Nearshore Americas

Miami Housing Crisis Drives Out Residents, But LATAM Migrants Keep Coming In

The population of Miami-Dade County, Florida, keeps declining as housing costs rise and employment opportunities deteriorate.

According to the Brookings Institute, which analyzed data from the US Census Bureau, more than 70,000 locals fled the county between 2019 and 2022.

Property prices in Miami have jumped more than 50% since mid-2020. Rents have also risen by 27%, rendering housing unaffordable for a huge percentage of the working population, according to local media sources.

The majority of individuals leaving Miami wind up in Tampa Bay, Atlanta, Orlando or Jacksonville.

Miami is expected to suffer the same fate as San Francisco, which, despite having well-paying jobs, is seeing its population flee to more affordable cities or states.

Miami-Dade County has the highest population of Latin Americans in the US, with its economy being primarily reliant on commerce with the Spanish-speaking region.

The first wave of Latin American immigrants arrived in Miami in the early twentieth century, and the flow has continued ever since. Miami now has a big and diversified Latin American community, including Cubans, Puerto Ricans, Colombians, Venezuelans and Brazilians.

Sign up for our Nearshore Americas newsletter:

“In Miami-Dade County, domestic out-migration in 2021-2022 was only 3,129 less than in 2020-2021, but immigration from abroad rose by 24,062 (from 15,108 to 39,170),” Brookings stated in its report.

Narayan Ammachchi

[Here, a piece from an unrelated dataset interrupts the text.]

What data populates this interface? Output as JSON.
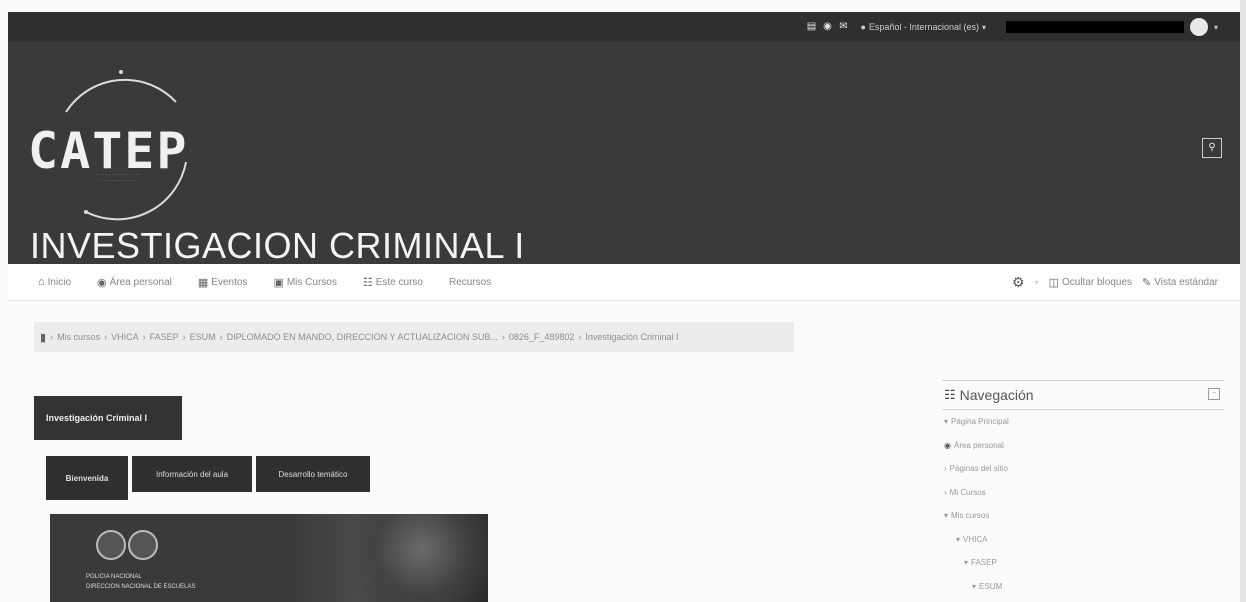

News Editor for Nearshore Americas, Narayan Ammachchi is a career journalist with a decade of experience in politics and international business. He works out of his base in the Indian Silicon City of Bangalore.

Add comment